The poinsettia is the most popular decorative plant of the Christmas season. However, the compact, bushy plant we are accustomed to is far different than the poinsettia in its natural form in the wild, where it can grow to be 13 feet tall and wide.
Poinsettias are native to Mexico and Central America and were grown by the Aztecs for medicinal purposes and red dye. They were introduced to North America by the first United States ambassador to Mexico, Joel Roberts Poinsett, in the 1820s. Since then, poinsettias have been bred for compactness, ease of growth, and a multitude of colors.
The colored portions of the plant are modified leaves, not flowers, with red being the most common bract color. The flower buds are the red or green buttons in the center of the bracts that open to the actual flower, which is the small, yellow part. Healthy poinsettias have dark-green leaves below the bracts and foliage to the base.
Consider these tips to keep your poinsettias healthy this season and beyond.
* Avoid plants with insects. When purchasing, gently tap the pot to ensure there are no insects flying around. If there are, find another plant without insects to avoid contaminating other house plants.
* Protect your plant from the cold. If it is below freezing when taking it outside, gently place a bag over the top for protection.

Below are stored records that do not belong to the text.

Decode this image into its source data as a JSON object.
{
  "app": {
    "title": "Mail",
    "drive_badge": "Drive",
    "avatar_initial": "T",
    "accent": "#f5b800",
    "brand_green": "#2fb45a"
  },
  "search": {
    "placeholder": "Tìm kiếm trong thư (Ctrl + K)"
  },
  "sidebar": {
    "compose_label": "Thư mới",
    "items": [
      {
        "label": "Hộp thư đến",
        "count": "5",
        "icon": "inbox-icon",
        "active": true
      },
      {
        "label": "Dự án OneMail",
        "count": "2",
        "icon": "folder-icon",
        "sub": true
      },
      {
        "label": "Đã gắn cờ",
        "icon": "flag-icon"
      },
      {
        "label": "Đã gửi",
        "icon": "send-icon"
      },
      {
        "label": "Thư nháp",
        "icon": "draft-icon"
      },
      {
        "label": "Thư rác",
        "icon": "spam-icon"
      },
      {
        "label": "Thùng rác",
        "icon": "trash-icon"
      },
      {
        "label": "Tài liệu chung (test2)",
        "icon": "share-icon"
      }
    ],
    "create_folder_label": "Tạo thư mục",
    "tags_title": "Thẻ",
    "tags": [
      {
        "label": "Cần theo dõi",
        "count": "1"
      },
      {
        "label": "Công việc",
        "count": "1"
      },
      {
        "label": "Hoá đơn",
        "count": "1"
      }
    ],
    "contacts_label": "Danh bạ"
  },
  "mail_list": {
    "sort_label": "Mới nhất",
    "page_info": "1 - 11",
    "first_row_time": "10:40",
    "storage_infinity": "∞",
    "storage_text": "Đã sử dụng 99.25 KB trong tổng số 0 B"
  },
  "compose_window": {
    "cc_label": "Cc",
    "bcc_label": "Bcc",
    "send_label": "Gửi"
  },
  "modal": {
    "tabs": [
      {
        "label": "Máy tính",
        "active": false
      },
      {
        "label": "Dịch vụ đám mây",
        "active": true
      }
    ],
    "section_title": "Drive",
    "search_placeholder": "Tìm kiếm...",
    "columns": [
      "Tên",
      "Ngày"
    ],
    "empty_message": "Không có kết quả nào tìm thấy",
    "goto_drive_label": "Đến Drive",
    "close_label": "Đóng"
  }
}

* Watch how you water. Remove the plastic pot from the decorative sleeve and water the poinsettia in the sink with lukewarm water. Let the water run out the bottom of the pot. Allow the poinsettias to sit in the sink for 15 – 20 minutes to drain after watering, then place it back in the sleeve. Standing water left in the sleeve can cause the roots to rot, and the poinsettia will die.
* Be aware of lighting and extreme temperatures. Keep your poinsettia away from heat vents as well as cold drafts. Plants thrive near a bright south or west window but will last until Christmas in lower light conditions.
* Consider keeping poinsettias year-round. They can be grown as house plants past Christmas if given sufficient light. Remove them from the plastic sleeve and continue to water periodically. Fertilize them with any house plant fertilizer from March through September.
By: Taun Beddes, Utah State University Extension horticulturist, Taun.Beddes@usu.edu,385-268-6535